» WORK TO BE COMPLETED
If a record holds a picture, omit that picture and copy everything else exactly.

+++ STORED DATA +++

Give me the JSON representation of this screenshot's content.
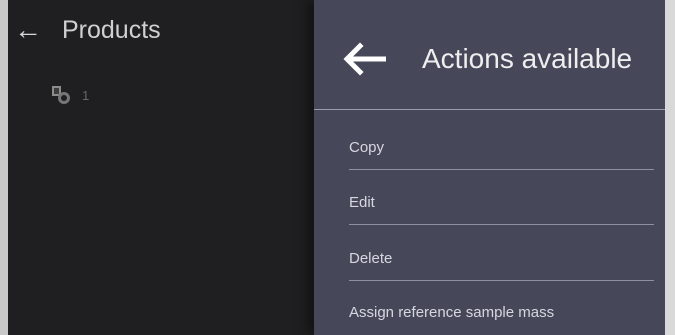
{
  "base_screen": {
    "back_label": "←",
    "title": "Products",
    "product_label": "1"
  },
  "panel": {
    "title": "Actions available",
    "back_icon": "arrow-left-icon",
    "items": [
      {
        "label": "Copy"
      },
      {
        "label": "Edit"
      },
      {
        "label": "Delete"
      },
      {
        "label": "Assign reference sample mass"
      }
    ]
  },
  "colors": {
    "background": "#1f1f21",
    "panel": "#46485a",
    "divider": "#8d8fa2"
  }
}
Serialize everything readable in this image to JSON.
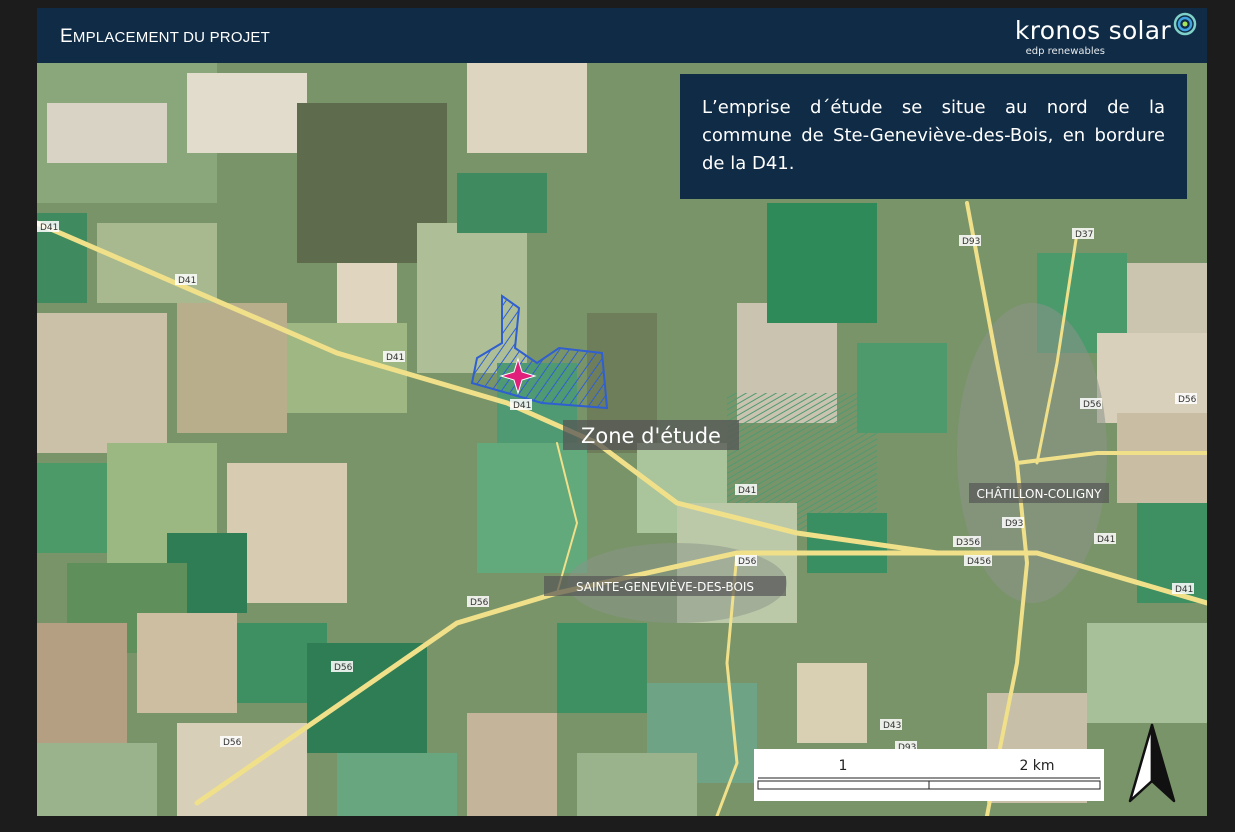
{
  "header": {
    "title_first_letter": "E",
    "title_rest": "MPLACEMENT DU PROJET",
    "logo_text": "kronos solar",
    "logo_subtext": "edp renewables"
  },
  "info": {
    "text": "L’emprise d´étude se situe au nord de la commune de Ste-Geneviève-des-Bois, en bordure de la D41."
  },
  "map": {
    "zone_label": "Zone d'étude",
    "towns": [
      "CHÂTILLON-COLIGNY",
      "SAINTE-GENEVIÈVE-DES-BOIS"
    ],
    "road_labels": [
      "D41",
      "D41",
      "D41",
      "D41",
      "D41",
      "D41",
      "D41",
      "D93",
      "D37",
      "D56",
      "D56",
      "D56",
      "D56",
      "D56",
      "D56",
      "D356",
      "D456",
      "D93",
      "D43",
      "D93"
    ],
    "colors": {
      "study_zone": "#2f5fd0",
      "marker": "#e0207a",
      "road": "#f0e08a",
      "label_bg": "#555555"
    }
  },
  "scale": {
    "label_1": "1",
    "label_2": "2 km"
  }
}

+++

» THE COMPLETED TASK
Give me the JSON representation of this screenshot's content.
{
  "base_screen": {
    "back_label": "←",
    "title": "Products",
    "product_label": "1"
  },
  "panel": {
    "title": "Actions available",
    "back_icon": "arrow-left-icon",
    "items": [
      {
        "label": "Copy"
      },
      {
        "label": "Edit"
      },
      {
        "label": "Delete"
      },
      {
        "label": "Assign reference sample mass"
      }
    ]
  },
  "colors": {
    "background": "#1f1f21",
    "panel": "#46485a",
    "divider": "#8d8fa2"
  }
}
Serialize everything readable in this image to JSON.
{
  "header": {
    "title_first_letter": "E",
    "title_rest": "MPLACEMENT DU PROJET",
    "logo_text": "kronos solar",
    "logo_subtext": "edp renewables"
  },
  "info": {
    "text": "L’emprise d´étude se situe au nord de la commune de Ste-Geneviève-des-Bois, en bordure de la D41."
  },
  "map": {
    "zone_label": "Zone d'étude",
    "towns": [
      "CHÂTILLON-COLIGNY",
      "SAINTE-GENEVIÈVE-DES-BOIS"
    ],
    "road_labels": [
      "D41",
      "D41",
      "D41",
      "D41",
      "D41",
      "D41",
      "D41",
      "D93",
      "D37",
      "D56",
      "D56",
      "D56",
      "D56",
      "D56",
      "D56",
      "D356",
      "D456",
      "D93",
      "D43",
      "D93"
    ],
    "colors": {
      "study_zone": "#2f5fd0",
      "marker": "#e0207a",
      "road": "#f0e08a",
      "label_bg": "#555555"
    }
  },
  "scale": {
    "label_1": "1",
    "label_2": "2 km"
  }
}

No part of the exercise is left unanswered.